Instructions for the task => Scan the following material for the string "value" and copy each line in which it appears.

[[ Data to examine, beginning ]]

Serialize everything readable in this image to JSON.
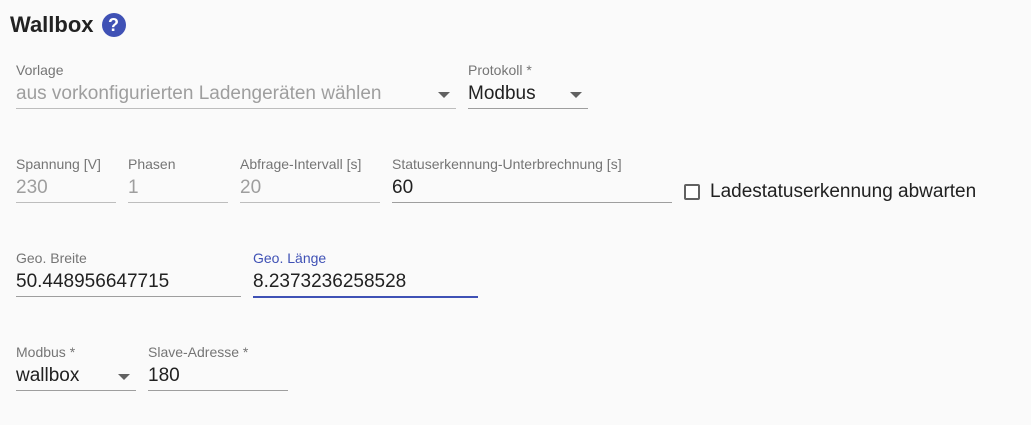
{
  "section": {
    "title": "Wallbox",
    "help_icon": "?"
  },
  "fields": {
    "vorlage": {
      "label": "Vorlage",
      "value": "aus vorkonfigurierten Ladengeräten wählen"
    },
    "protokoll": {
      "label": "Protokoll *",
      "value": "Modbus"
    },
    "spannung": {
      "label": "Spannung [V]",
      "value": "230"
    },
    "phasen": {
      "label": "Phasen",
      "value": "1"
    },
    "abfrage": {
      "label": "Abfrage-Intervall [s]",
      "value": "20"
    },
    "statuserkennung": {
      "label": "Statuserkennung-Unterbrechnung [s]",
      "value": "60"
    },
    "geo_breite": {
      "label": "Geo. Breite",
      "value": "50.448956647715"
    },
    "geo_laenge": {
      "label": "Geo. Länge",
      "value": "8.2373236258528"
    },
    "modbus": {
      "label": "Modbus *",
      "value": "wallbox"
    },
    "slave_adresse": {
      "label": "Slave-Adresse *",
      "value": "180"
    }
  },
  "checkbox": {
    "label": "Ladestatuserkennung abwarten",
    "checked": false
  },
  "colors": {
    "accent": "#3f51b5",
    "background": "#fafafa"
  }
}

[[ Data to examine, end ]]

The answer =>
      "value": "aus vorkonfigurierten Ladengeräten wählen"
      "value": "Modbus"
      "value": "230"
      "value": "1"
      "value": "20"
      "value": "60"
      "value": "50.448956647715"
      "value": "8.2373236258528"
      "value": "wallbox"
      "value": "180"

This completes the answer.